As she walks through one of Nairobi’s busy streets, a woman seemingly in her late 20s endures curious stares and jeers from cart pushers. “Sit here, we will push you,” they taunt her.
She ignores them and rushes past. It is clear she is used to the insults, but is still bothered as moments later she takes out a handkerchief and wipes her eyes.
It was uncommon to find many Kenyans built like her. Standing at about 5’ 7” tall and about 100 kgs, the lady is clearly obese. But now, the broadening of Kenyan’s waistlines is everywhere.
While there are no statistics on obesity in Kenya, 2014 Kenya Demographic and Health Survey (KDHS) revealed that a third of women in Kenya were either obese or overweight.
The World Health Organisation (WHO) survey showed obesity in those aged between five and 19 years has increased from one per cent, which is equivalent to five million girls and six million boys in 1975 to nearly six per cent in girls (50 million) and nearly eight per cent in boys (74 million) in 2016.
Obesity is defined as excess accumulation of fat in the body. It is measured through Body Mass Index (BMI), with the ideal range between 18.5-24.9. If an individual has a BMI above that, they are considered overweight or obese.
Henry Ng’ethe, a nutritionist, says the degree of malnutrition is severe amongst urban dwellers more than rural counterparts. As cities expand, so do the numbers of the malnourished.
He says lack of purchasing power affects the urban poor’s ability to buy food, which in turn affects household dietary quality.
On the other hand, better living standards in the urban middle class largely contributed to bulging waistlines due to their appetite for fast foods.
“People with small budgets are susceptible to food price fluctuations and adopt several coping strategies such as switching to cheaper and lower quality staple. But as they rise to the middle and upper middle class, they still don’t opt for healthy food choices as fast food is lodged in their household,” says Ng’ethe.

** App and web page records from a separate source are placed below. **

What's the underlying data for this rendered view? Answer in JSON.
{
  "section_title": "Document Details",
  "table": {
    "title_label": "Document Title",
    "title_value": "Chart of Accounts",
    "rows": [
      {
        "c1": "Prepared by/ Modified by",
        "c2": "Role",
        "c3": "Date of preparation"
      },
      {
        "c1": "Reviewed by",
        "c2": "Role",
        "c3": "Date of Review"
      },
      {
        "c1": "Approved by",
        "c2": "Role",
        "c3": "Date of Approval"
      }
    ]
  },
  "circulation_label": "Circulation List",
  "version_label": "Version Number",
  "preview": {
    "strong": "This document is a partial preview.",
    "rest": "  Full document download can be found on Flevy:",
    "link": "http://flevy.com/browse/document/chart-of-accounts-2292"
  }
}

More Kenyans have embraced fast foods, high in energy, packed with cholesterol and high in fat content, and ditched traditional foods, which are more nutritious. He says there is a ‘double burden’ of malnutrition: under-nutrition (nutrient deficiency) and over-nutrition (obesity and overweightness).
In the effort to obtain food security, Ng’ethe says the country has overlooked the nutritional value of a daily meal. “Apart from individuals checking their own diets, food systems really need to move from feeding to nourishing people,” he explains.
Effects of poor eating habits include hypertension, the most common cardiovascular disease accounting for over 50 per cent of hospital inpatient admissions and 40 per cent of hospital deaths.
“Eating too much junk food, fried food, salt, sugar, dairy products, caffeine and refined food can cause hypertension,” says Ng’ethe.
Poor nutrition can lead to diabetes, high cholesterol (a primary contributor to heart disease) and stroke. According to the American National Institute of Health, several types of cancers are linked to poor dietary habits.